Items from an interface collection:
—————
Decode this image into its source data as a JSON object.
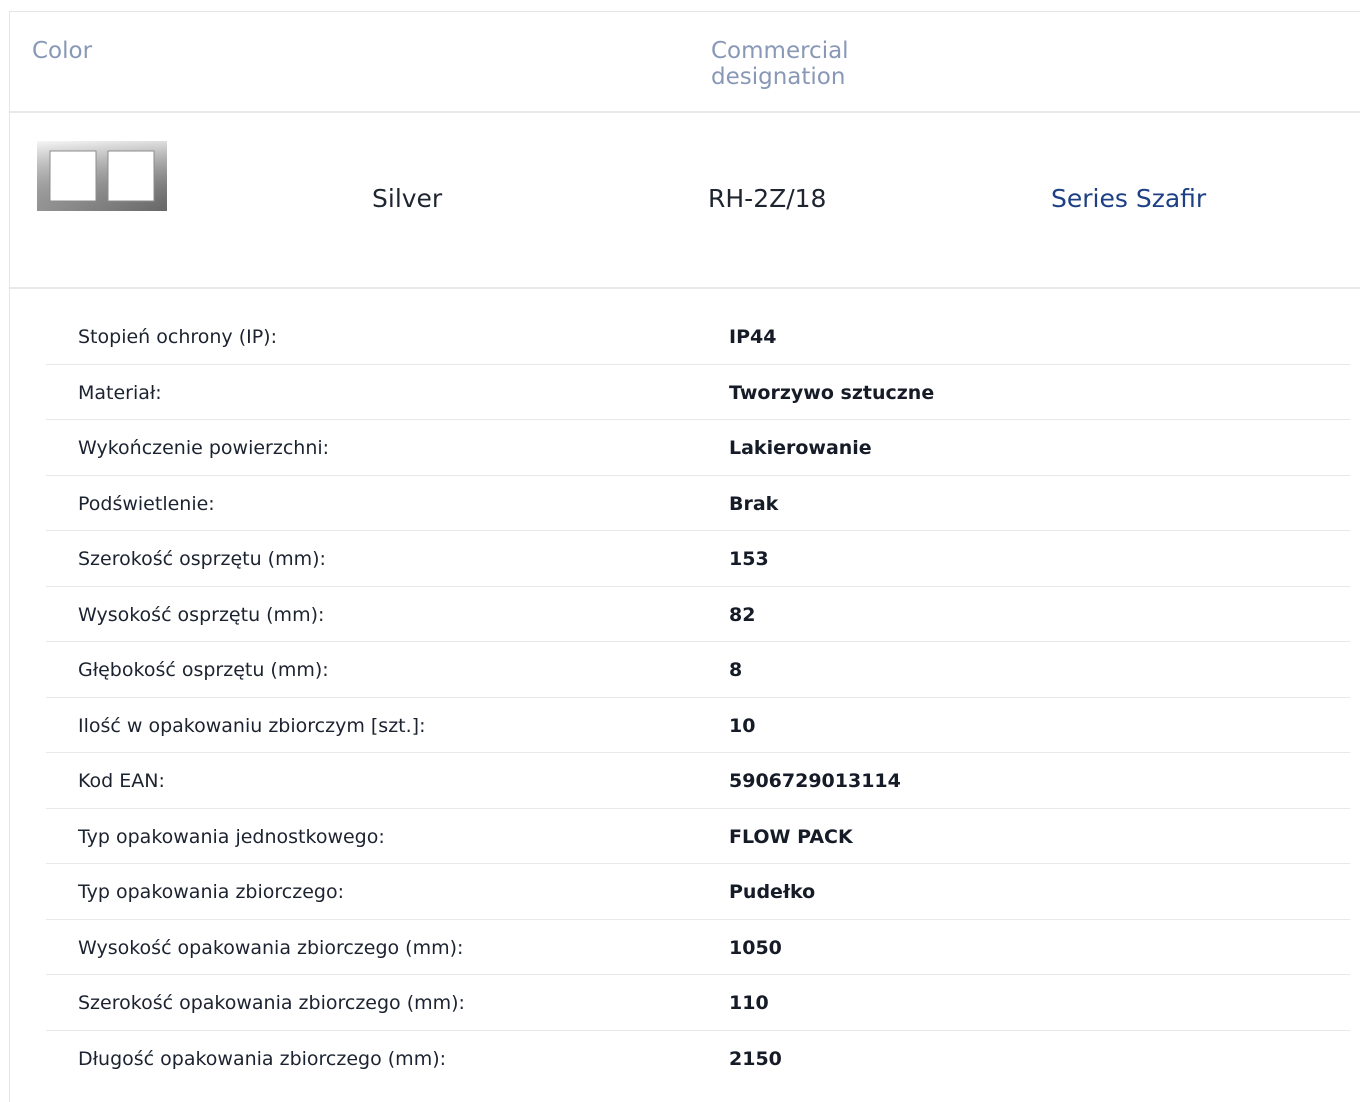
{
  "header": {
    "color_label": "Color",
    "designation_label": "Commercial designation"
  },
  "product": {
    "color": "Silver",
    "code": "RH-2Z/18",
    "series": "Series Szafir",
    "thumbnail_icon": "double-frame-silver-icon"
  },
  "specs": [
    {
      "label": "Stopień ochrony (IP):",
      "value": "IP44"
    },
    {
      "label": "Materiał:",
      "value": "Tworzywo sztuczne"
    },
    {
      "label": "Wykończenie powierzchni:",
      "value": "Lakierowanie"
    },
    {
      "label": "Podświetlenie:",
      "value": "Brak"
    },
    {
      "label": "Szerokość osprzętu (mm):",
      "value": "153"
    },
    {
      "label": "Wysokość osprzętu (mm):",
      "value": "82"
    },
    {
      "label": "Głębokość osprzętu (mm):",
      "value": "8"
    },
    {
      "label": "Ilość w opakowaniu zbiorczym [szt.]:",
      "value": "10"
    },
    {
      "label": "Kod EAN:",
      "value": "5906729013114"
    },
    {
      "label": "Typ opakowania jednostkowego:",
      "value": "FLOW PACK"
    },
    {
      "label": "Typ opakowania zbiorczego:",
      "value": "Pudełko"
    },
    {
      "label": "Wysokość opakowania zbiorczego (mm):",
      "value": "1050"
    },
    {
      "label": "Szerokość opakowania zbiorczego (mm):",
      "value": "110"
    },
    {
      "label": "Długość opakowania zbiorczego (mm):",
      "value": "2150"
    }
  ],
  "colors": {
    "header_text": "#8898b6",
    "series_link": "#1d3f84",
    "divider": "#e6e8ec"
  }
}
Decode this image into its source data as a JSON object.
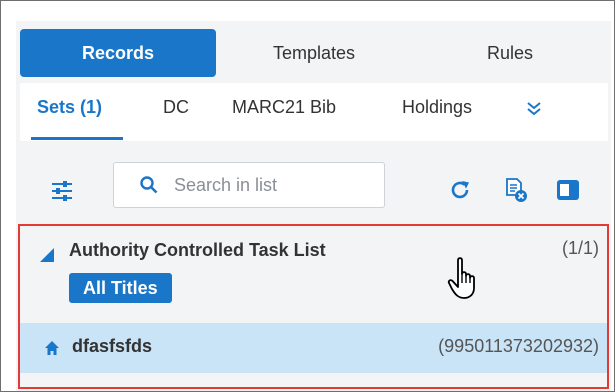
{
  "top_tabs": [
    {
      "label": "Records",
      "active": true
    },
    {
      "label": "Templates",
      "active": false
    },
    {
      "label": "Rules",
      "active": false
    }
  ],
  "sub_tabs": [
    {
      "label": "Sets (1)",
      "active": true
    },
    {
      "label": "DC",
      "active": false
    },
    {
      "label": "MARC21 Bib",
      "active": false
    },
    {
      "label": "Holdings",
      "active": false
    }
  ],
  "icons": {
    "more": "double-chevron-down-icon",
    "filter": "sliders-icon",
    "search": "search-icon",
    "refresh": "refresh-icon",
    "doc_remove": "document-remove-icon",
    "panel": "panel-toggle-icon",
    "caret": "caret-icon",
    "home": "home-icon",
    "cursor": "hand-pointer-icon"
  },
  "search": {
    "placeholder": "Search in list"
  },
  "list": {
    "group": {
      "title": "Authority Controlled Task List",
      "count": "(1/1)",
      "badge": "All Titles"
    },
    "items": [
      {
        "title": "dfasfsfds",
        "id": "(995011373202932)"
      }
    ]
  },
  "colors": {
    "accent": "#1976c8",
    "highlight_border": "#e53935",
    "selected_row": "#c9e3f7",
    "panel_bg": "#f3f4f6"
  }
}
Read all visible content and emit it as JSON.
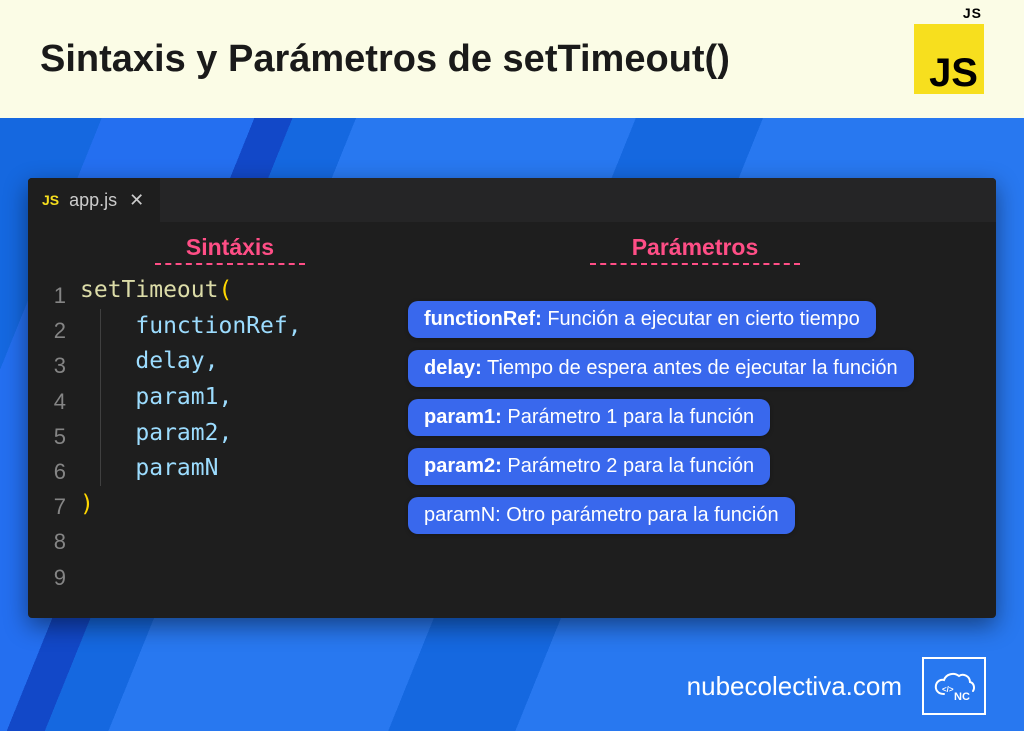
{
  "header": {
    "title": "Sintaxis y Parámetros de setTimeout()",
    "logo_text": "JS"
  },
  "editor": {
    "tab": {
      "lang_badge": "JS",
      "filename": "app.js",
      "close_glyph": "✕"
    },
    "syntax_label": "Sintáxis",
    "params_label": "Parámetros",
    "line_numbers": [
      "1",
      "2",
      "3",
      "4",
      "5",
      "6",
      "7",
      "8",
      "9"
    ],
    "code": {
      "fn": "setTimeout",
      "open": "(",
      "args": [
        "functionRef,",
        "delay,",
        "param1,",
        "param2,",
        "paramN"
      ],
      "close": ")"
    },
    "params": [
      {
        "name": "functionRef:",
        "desc": " Función a ejecutar en cierto tiempo",
        "bold": true
      },
      {
        "name": "delay:",
        "desc": " Tiempo de espera antes de ejecutar la función",
        "bold": true
      },
      {
        "name": "param1:",
        "desc": " Parámetro 1 para la función",
        "bold": true
      },
      {
        "name": "param2:",
        "desc": " Parámetro 2 para la función",
        "bold": true
      },
      {
        "name": "paramN:",
        "desc": " Otro parámetro para la función",
        "bold": false
      }
    ]
  },
  "footer": {
    "url": "nubecolectiva.com",
    "brand_label": "NC"
  }
}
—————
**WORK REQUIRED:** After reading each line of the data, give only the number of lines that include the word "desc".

**SOLVED EXERCISE:** 5